INFORMATION GIVEN below:
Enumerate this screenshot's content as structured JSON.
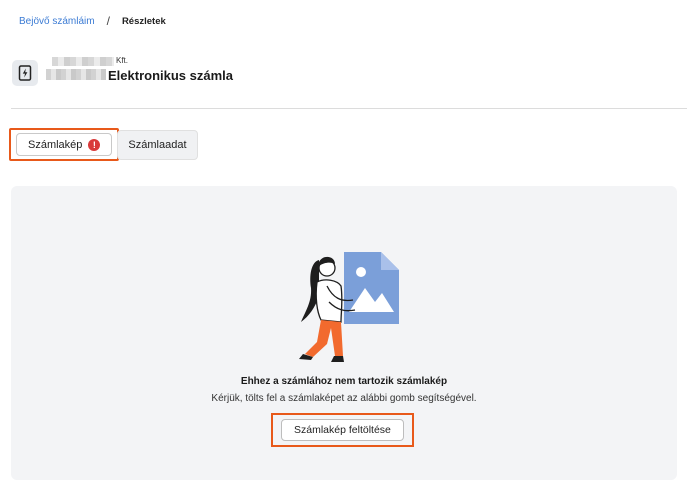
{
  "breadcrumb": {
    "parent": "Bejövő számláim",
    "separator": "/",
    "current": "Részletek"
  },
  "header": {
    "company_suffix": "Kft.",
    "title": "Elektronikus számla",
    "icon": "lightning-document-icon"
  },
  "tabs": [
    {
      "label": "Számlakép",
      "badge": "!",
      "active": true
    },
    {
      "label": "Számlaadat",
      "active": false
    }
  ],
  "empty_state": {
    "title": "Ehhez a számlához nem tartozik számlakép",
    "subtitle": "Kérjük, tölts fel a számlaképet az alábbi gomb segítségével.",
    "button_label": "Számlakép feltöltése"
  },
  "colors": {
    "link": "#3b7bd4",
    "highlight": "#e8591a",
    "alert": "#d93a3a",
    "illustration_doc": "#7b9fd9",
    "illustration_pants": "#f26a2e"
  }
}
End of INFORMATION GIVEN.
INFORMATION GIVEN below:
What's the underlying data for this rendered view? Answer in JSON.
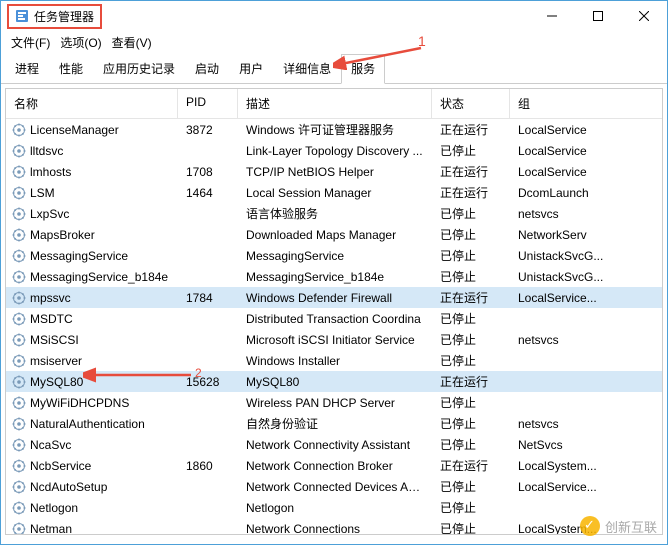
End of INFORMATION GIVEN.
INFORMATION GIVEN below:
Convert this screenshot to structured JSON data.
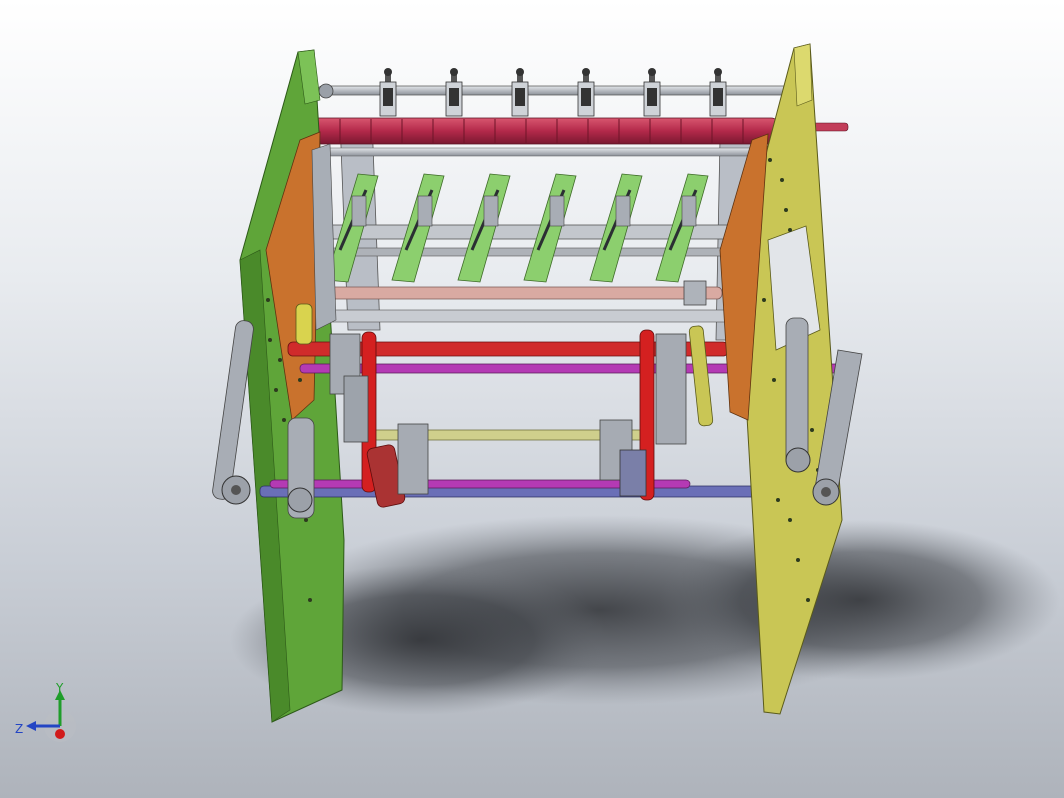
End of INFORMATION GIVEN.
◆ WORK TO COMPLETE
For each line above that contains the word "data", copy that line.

◆ RESPONSE BOX
What's the underlying data for this rendered view? Answer in JSON.
Convert this screenshot to structured JSON data.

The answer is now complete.